WORK ITEM = Restate each entry exactly, without pictures.

[Opening DATA RECORDS section]

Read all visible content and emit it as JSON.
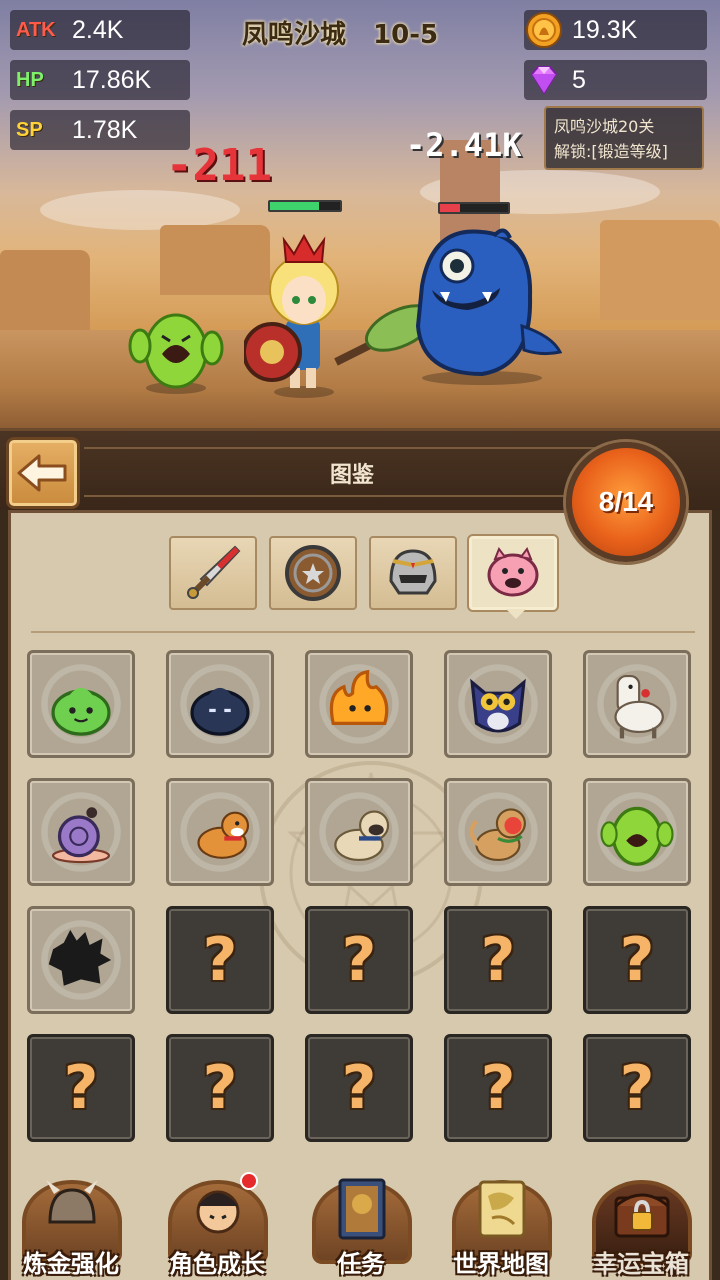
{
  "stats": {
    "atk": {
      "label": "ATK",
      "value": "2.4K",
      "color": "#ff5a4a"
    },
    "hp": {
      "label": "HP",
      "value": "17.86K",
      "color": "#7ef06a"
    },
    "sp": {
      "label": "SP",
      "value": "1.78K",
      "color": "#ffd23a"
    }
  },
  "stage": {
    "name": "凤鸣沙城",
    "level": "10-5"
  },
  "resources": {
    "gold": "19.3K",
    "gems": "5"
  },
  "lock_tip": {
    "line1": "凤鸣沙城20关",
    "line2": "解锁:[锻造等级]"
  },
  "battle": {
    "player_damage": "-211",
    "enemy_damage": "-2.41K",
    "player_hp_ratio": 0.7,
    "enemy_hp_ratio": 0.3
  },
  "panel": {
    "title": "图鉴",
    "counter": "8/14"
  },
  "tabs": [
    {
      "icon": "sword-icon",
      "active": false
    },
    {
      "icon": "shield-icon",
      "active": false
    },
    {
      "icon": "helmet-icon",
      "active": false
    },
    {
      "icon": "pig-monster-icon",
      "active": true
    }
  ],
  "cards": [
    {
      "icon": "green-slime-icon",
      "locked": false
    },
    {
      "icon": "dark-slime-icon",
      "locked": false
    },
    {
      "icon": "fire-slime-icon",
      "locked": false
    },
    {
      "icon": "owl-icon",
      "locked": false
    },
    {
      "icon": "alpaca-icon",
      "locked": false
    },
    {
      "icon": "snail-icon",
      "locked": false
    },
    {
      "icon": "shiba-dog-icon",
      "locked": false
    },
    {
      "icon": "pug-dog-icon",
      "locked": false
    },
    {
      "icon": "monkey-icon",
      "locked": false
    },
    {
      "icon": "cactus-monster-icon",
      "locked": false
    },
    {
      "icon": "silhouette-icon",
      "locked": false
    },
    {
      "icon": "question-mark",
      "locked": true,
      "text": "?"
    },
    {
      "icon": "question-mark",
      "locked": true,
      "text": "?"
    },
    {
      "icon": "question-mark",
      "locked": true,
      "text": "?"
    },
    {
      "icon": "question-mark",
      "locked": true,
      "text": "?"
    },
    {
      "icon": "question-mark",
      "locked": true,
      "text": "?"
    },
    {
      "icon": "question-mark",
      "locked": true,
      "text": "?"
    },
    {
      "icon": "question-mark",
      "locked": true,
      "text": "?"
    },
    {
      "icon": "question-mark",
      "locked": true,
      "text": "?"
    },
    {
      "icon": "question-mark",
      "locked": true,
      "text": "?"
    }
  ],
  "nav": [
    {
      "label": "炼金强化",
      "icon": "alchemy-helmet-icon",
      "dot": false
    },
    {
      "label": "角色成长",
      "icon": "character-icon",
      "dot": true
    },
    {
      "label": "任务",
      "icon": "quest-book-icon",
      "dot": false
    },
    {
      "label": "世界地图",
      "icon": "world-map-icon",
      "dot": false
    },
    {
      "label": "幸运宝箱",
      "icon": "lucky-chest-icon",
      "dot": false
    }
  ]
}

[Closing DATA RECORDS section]

TASK OUTPUT =
Read all visible content and emit it as JSON.
{
  "stats": {
    "atk": {
      "label": "ATK",
      "value": "2.4K",
      "color": "#ff5a4a"
    },
    "hp": {
      "label": "HP",
      "value": "17.86K",
      "color": "#7ef06a"
    },
    "sp": {
      "label": "SP",
      "value": "1.78K",
      "color": "#ffd23a"
    }
  },
  "stage": {
    "name": "凤鸣沙城",
    "level": "10-5"
  },
  "resources": {
    "gold": "19.3K",
    "gems": "5"
  },
  "lock_tip": {
    "line1": "凤鸣沙城20关",
    "line2": "解锁:[锻造等级]"
  },
  "battle": {
    "player_damage": "-211",
    "enemy_damage": "-2.41K",
    "player_hp_ratio": 0.7,
    "enemy_hp_ratio": 0.3
  },
  "panel": {
    "title": "图鉴",
    "counter": "8/14"
  },
  "tabs": [
    {
      "icon": "sword-icon",
      "active": false
    },
    {
      "icon": "shield-icon",
      "active": false
    },
    {
      "icon": "helmet-icon",
      "active": false
    },
    {
      "icon": "pig-monster-icon",
      "active": true
    }
  ],
  "cards": [
    {
      "icon": "green-slime-icon",
      "locked": false
    },
    {
      "icon": "dark-slime-icon",
      "locked": false
    },
    {
      "icon": "fire-slime-icon",
      "locked": false
    },
    {
      "icon": "owl-icon",
      "locked": false
    },
    {
      "icon": "alpaca-icon",
      "locked": false
    },
    {
      "icon": "snail-icon",
      "locked": false
    },
    {
      "icon": "shiba-dog-icon",
      "locked": false
    },
    {
      "icon": "pug-dog-icon",
      "locked": false
    },
    {
      "icon": "monkey-icon",
      "locked": false
    },
    {
      "icon": "cactus-monster-icon",
      "locked": false
    },
    {
      "icon": "silhouette-icon",
      "locked": false
    },
    {
      "icon": "question-mark",
      "locked": true,
      "text": "?"
    },
    {
      "icon": "question-mark",
      "locked": true,
      "text": "?"
    },
    {
      "icon": "question-mark",
      "locked": true,
      "text": "?"
    },
    {
      "icon": "question-mark",
      "locked": true,
      "text": "?"
    },
    {
      "icon": "question-mark",
      "locked": true,
      "text": "?"
    },
    {
      "icon": "question-mark",
      "locked": true,
      "text": "?"
    },
    {
      "icon": "question-mark",
      "locked": true,
      "text": "?"
    },
    {
      "icon": "question-mark",
      "locked": true,
      "text": "?"
    },
    {
      "icon": "question-mark",
      "locked": true,
      "text": "?"
    }
  ],
  "nav": [
    {
      "label": "炼金强化",
      "icon": "alchemy-helmet-icon",
      "dot": false
    },
    {
      "label": "角色成长",
      "icon": "character-icon",
      "dot": true
    },
    {
      "label": "任务",
      "icon": "quest-book-icon",
      "dot": false
    },
    {
      "label": "世界地图",
      "icon": "world-map-icon",
      "dot": false
    },
    {
      "label": "幸运宝箱",
      "icon": "lucky-chest-icon",
      "dot": false
    }
  ]
}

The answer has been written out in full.